Some of the juxtapositions were plainly crushing, and so I felt sad while
watching the movie. I wonder why there aren’t more reviews on Moore’s film
as sad. Propagandistic, unapologetic, scathing, and edgily
documentary-like, but also sad. And here we are. When I left the
theater, Bush was still Commander in Chief.
Election Impact: The movie-viewing public isn’t neatly partisan, nor
would this movie have been a success if it played a milder line, with a gentler
approach to the inquiries and associations. Sure, it pushes hard issues,
and it does so in a way that will reverberate across party lines, that will,
perhaps, even redefine party lines. Why? It’s compelling stuff, I
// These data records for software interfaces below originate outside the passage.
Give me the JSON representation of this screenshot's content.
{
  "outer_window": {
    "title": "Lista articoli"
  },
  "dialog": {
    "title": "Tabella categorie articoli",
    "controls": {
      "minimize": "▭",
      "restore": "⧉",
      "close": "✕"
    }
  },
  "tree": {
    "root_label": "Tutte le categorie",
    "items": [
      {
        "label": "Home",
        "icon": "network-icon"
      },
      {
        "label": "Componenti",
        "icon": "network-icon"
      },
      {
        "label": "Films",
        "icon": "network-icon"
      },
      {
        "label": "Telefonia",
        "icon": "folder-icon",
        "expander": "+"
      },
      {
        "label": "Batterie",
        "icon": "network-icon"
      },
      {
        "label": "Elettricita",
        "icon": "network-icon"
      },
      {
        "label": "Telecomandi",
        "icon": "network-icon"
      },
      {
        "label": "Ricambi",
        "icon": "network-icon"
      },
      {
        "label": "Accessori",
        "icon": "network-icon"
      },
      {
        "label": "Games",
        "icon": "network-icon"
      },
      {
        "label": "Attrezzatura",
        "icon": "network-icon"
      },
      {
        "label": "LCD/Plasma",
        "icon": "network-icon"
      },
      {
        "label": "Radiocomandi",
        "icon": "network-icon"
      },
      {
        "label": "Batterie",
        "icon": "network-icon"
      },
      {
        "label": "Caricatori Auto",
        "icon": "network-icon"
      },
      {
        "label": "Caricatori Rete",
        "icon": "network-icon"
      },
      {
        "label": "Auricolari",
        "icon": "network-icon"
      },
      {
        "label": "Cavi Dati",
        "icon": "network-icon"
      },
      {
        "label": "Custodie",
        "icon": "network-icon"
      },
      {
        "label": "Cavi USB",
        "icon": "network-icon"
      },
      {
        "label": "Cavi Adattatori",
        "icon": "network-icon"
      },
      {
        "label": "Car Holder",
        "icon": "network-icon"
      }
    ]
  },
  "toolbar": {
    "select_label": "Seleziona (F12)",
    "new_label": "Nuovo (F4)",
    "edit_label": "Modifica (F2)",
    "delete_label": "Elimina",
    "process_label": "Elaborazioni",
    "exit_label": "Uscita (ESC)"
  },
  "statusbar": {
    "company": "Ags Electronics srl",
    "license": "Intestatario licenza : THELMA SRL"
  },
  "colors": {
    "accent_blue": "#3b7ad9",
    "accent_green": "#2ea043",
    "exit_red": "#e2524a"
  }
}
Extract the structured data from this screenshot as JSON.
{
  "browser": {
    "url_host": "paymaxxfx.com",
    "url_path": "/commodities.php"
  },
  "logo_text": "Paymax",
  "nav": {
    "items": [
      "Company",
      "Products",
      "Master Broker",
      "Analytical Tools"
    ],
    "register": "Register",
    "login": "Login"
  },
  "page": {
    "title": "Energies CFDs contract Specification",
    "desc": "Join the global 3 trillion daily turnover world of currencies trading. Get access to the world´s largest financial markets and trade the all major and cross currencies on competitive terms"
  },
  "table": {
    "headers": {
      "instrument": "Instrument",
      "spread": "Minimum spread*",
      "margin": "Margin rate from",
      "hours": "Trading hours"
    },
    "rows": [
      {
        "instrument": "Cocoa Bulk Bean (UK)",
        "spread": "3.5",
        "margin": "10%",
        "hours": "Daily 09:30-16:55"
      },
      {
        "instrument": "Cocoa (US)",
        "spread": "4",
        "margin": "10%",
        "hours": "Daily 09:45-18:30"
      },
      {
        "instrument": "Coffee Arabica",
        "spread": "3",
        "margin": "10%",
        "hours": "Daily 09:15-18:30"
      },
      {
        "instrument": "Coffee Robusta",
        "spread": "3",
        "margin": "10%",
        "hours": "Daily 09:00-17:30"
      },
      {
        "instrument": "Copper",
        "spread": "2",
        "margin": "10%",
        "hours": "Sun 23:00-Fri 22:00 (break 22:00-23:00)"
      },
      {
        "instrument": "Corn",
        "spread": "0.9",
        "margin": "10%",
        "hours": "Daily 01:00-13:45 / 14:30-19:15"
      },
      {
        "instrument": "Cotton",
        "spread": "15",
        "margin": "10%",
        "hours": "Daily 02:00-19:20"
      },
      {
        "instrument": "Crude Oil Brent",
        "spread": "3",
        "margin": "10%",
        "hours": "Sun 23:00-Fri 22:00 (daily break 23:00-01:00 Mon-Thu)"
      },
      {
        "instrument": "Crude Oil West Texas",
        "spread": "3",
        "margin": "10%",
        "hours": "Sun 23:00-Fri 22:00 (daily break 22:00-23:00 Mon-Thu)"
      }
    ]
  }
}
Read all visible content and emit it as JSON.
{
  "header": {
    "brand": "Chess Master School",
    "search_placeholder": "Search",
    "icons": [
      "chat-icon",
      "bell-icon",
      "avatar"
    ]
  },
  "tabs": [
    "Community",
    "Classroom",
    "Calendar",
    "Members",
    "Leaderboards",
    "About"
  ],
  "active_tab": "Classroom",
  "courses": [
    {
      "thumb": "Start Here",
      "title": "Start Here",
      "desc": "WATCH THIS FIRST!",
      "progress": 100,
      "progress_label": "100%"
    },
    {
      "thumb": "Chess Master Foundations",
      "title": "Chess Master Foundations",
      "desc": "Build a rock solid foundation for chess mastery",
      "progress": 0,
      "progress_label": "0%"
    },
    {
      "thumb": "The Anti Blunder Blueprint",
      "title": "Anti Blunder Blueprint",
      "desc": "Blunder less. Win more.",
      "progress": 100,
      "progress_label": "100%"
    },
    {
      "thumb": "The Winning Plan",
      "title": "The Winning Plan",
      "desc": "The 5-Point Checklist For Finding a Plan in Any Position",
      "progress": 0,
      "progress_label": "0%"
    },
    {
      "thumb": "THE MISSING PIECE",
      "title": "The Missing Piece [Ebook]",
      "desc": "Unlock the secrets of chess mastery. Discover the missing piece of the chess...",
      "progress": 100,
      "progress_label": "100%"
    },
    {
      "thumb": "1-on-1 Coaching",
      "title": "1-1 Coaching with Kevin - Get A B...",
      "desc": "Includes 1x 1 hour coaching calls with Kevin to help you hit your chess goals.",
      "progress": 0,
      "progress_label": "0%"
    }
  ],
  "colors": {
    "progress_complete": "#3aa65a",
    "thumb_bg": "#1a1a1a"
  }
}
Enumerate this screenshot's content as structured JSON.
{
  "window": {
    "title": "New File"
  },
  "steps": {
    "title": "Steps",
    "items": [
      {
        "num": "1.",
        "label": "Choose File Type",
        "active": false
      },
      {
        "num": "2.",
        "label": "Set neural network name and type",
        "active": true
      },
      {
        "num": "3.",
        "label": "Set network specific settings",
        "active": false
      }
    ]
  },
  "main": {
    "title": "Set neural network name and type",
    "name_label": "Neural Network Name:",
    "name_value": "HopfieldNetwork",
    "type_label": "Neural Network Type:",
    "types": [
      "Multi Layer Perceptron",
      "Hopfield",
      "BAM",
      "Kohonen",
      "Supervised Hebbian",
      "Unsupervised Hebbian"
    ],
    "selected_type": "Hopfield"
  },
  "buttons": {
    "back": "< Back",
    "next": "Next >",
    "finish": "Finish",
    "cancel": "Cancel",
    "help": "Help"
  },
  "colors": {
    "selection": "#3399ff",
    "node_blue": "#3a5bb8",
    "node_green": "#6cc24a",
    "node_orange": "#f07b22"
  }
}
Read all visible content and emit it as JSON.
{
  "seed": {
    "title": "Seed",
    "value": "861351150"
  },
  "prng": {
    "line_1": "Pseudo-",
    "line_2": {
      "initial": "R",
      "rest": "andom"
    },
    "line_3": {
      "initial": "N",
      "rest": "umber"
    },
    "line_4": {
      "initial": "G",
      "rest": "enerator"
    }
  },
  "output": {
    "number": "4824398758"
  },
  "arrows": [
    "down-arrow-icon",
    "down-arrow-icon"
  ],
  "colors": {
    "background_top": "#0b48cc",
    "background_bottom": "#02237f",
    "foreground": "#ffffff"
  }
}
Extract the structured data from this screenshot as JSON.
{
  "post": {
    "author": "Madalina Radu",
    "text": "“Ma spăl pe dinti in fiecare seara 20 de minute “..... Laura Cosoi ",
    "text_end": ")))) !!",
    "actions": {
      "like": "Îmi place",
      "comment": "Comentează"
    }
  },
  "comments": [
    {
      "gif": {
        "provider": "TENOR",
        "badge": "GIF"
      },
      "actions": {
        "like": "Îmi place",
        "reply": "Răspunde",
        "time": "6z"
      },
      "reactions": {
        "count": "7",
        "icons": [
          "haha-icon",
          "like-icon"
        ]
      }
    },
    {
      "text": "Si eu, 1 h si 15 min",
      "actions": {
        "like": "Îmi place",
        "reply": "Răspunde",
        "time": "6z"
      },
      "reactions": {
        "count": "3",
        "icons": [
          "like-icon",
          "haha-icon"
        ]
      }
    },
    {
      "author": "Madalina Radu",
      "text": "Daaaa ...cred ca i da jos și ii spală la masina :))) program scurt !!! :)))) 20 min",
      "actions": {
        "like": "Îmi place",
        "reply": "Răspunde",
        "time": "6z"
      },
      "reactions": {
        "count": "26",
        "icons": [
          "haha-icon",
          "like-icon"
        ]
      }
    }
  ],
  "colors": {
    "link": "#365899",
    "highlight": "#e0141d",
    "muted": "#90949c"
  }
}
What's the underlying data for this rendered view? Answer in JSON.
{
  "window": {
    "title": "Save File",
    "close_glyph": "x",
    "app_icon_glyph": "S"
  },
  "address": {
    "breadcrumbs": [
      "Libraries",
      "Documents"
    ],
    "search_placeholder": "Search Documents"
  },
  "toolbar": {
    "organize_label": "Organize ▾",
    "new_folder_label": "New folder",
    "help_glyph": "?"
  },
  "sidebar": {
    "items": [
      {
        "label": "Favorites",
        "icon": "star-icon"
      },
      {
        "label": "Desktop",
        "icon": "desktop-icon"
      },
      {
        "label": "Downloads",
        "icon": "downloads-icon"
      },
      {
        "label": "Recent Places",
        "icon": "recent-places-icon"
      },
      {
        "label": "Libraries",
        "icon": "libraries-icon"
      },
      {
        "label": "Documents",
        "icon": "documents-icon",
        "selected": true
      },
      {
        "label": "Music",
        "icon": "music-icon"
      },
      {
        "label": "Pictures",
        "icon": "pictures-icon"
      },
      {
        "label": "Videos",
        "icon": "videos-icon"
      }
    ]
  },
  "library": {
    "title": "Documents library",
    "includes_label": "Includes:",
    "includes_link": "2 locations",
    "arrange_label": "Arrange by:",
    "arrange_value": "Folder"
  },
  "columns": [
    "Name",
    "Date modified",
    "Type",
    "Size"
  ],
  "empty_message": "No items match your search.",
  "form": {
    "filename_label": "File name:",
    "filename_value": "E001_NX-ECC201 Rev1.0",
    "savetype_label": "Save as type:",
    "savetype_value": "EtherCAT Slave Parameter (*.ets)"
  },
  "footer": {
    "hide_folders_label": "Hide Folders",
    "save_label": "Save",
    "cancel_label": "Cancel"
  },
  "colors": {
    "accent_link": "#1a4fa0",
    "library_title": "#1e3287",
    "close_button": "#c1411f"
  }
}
think. F911 reveals no less than a small bundle of res ipsa
incriminations. The torturous overplay of trailers, reviews, clips, etc.
must have a relationship to the latest, and lowest-yet approval ratings (at
42%). No telling if the hum will last through November, but it’s
unimaginable that the White House can muster enough damage control to restore
Bush’s image as a competent leader(!). Then again, now that the
sovereignty or whatever in Iraq has been turned over, Bush and company can
refocus on the re-election campaign.
I really should have thrown this together right after watching the
movie. I’m sure I had more to say then. Certain! But there’s just been so
much F911-ing, and I feel a bit run down, blase.